Work through the lines below and count those holding "icon"; reply with the number only.

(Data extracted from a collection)
━━━━━━━━━━━━━━━━━━━━━━━━━━━━━━

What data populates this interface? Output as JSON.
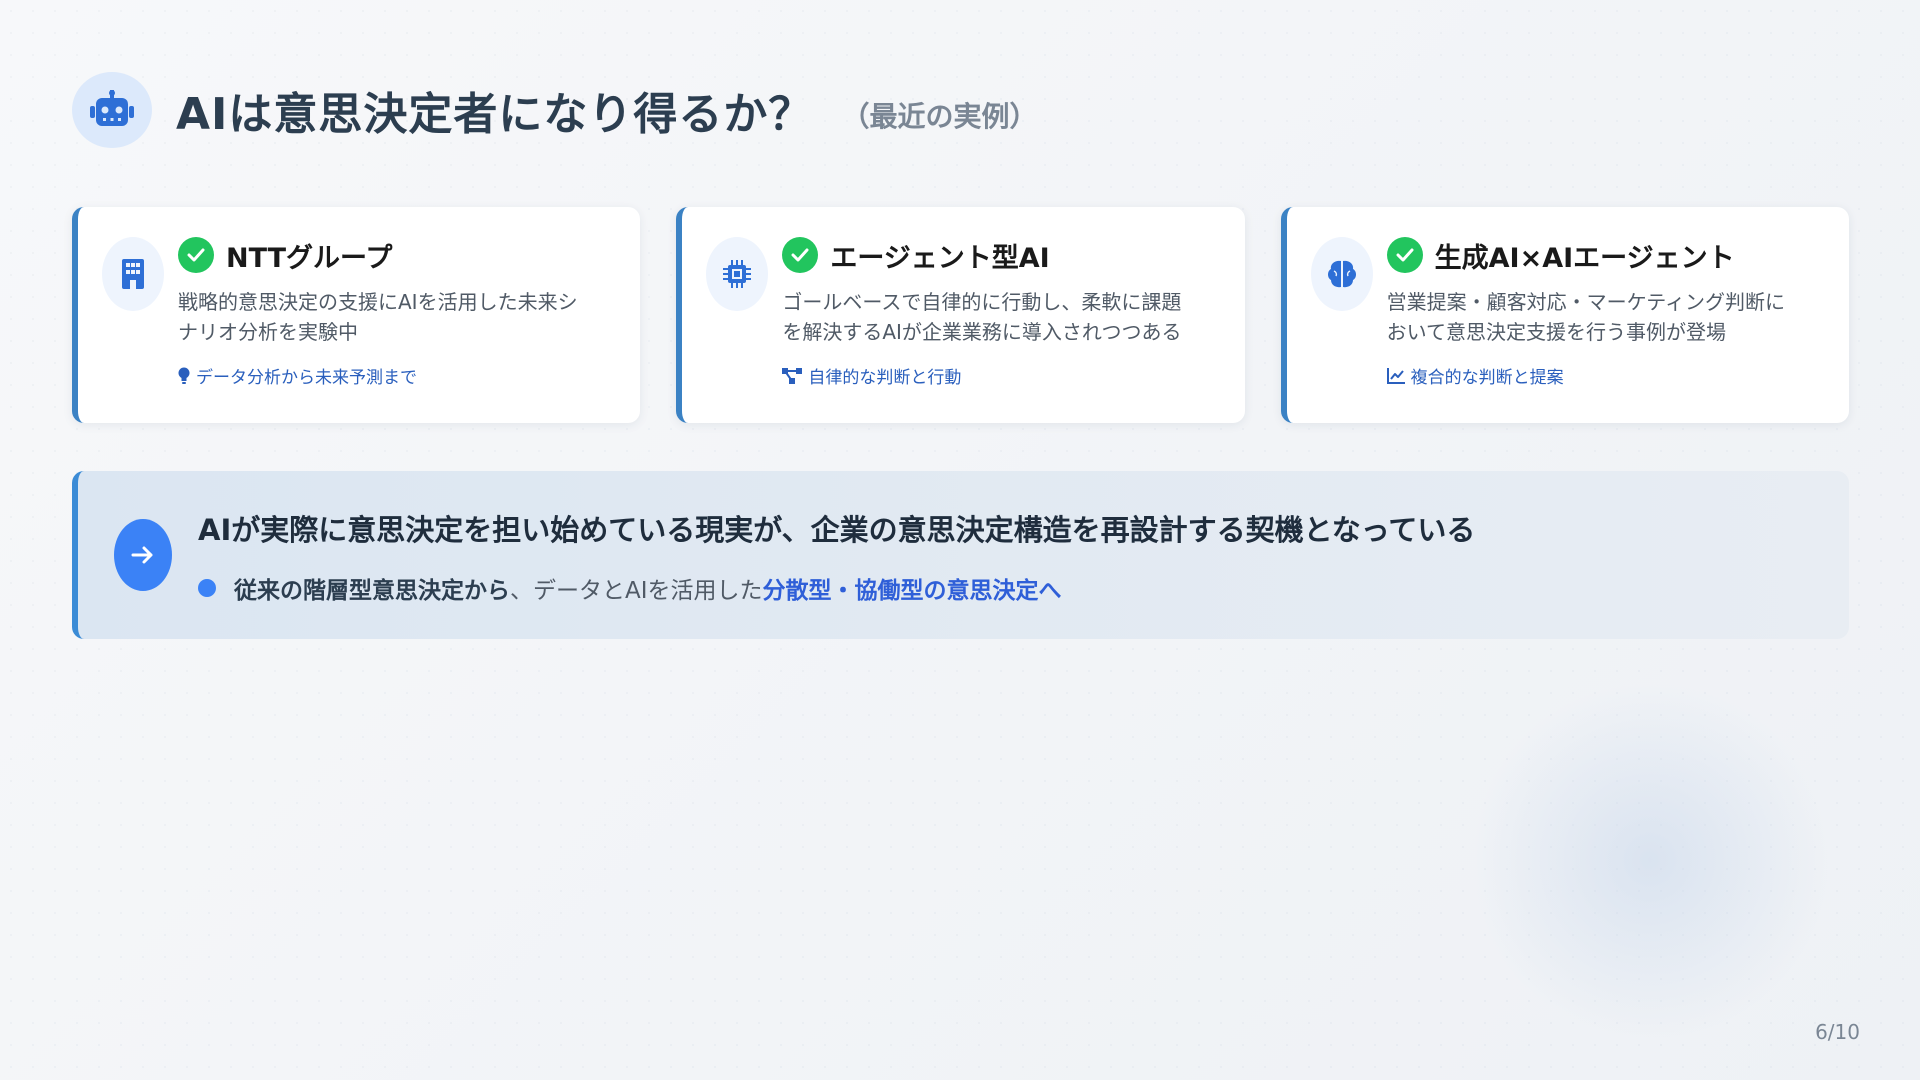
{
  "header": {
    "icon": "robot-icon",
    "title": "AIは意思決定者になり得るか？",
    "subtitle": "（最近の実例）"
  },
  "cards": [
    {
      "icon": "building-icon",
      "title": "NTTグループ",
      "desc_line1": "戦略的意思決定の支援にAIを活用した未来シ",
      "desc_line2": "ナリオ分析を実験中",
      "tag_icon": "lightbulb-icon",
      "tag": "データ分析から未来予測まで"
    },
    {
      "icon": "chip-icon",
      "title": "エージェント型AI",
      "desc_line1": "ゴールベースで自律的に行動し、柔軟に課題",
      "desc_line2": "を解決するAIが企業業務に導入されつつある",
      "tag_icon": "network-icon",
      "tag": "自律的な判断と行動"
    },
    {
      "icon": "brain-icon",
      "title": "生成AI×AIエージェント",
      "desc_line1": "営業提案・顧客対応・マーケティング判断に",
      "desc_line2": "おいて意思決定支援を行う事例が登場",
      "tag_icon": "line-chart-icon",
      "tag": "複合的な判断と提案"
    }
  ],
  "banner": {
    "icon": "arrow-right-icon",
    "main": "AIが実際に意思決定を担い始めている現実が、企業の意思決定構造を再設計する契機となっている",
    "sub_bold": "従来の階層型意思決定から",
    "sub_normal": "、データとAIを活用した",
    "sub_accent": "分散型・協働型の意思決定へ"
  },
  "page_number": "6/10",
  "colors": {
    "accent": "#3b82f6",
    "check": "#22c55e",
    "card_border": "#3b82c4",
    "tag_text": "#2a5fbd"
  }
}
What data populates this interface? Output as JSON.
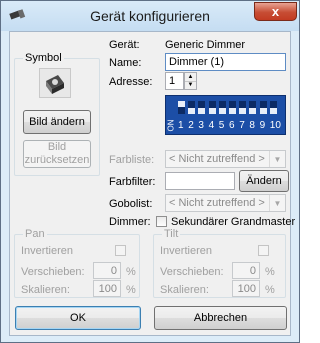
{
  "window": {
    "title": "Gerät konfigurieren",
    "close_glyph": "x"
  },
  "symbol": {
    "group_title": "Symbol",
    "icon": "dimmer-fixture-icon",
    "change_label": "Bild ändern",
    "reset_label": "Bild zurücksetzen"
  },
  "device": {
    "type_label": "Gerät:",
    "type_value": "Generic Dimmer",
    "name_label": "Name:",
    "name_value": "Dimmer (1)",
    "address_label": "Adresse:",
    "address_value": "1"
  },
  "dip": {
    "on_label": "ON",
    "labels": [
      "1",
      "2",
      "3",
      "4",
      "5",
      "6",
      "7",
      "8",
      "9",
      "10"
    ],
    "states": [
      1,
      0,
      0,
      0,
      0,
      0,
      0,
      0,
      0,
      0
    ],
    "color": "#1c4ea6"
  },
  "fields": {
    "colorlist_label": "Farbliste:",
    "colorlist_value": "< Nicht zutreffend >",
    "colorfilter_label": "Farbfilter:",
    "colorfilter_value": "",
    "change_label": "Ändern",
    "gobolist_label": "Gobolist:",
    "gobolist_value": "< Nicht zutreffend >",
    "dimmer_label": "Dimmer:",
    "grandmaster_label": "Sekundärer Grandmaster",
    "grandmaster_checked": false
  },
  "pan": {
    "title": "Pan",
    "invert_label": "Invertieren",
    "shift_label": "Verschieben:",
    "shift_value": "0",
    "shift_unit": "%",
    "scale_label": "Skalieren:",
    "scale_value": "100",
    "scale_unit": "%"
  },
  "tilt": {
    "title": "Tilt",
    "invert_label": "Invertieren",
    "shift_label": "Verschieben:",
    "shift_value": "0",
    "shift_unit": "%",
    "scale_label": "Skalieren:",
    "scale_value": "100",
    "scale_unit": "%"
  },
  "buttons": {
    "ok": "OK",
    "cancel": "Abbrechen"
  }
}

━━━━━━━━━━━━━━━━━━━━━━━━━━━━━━

RESPONSE:
9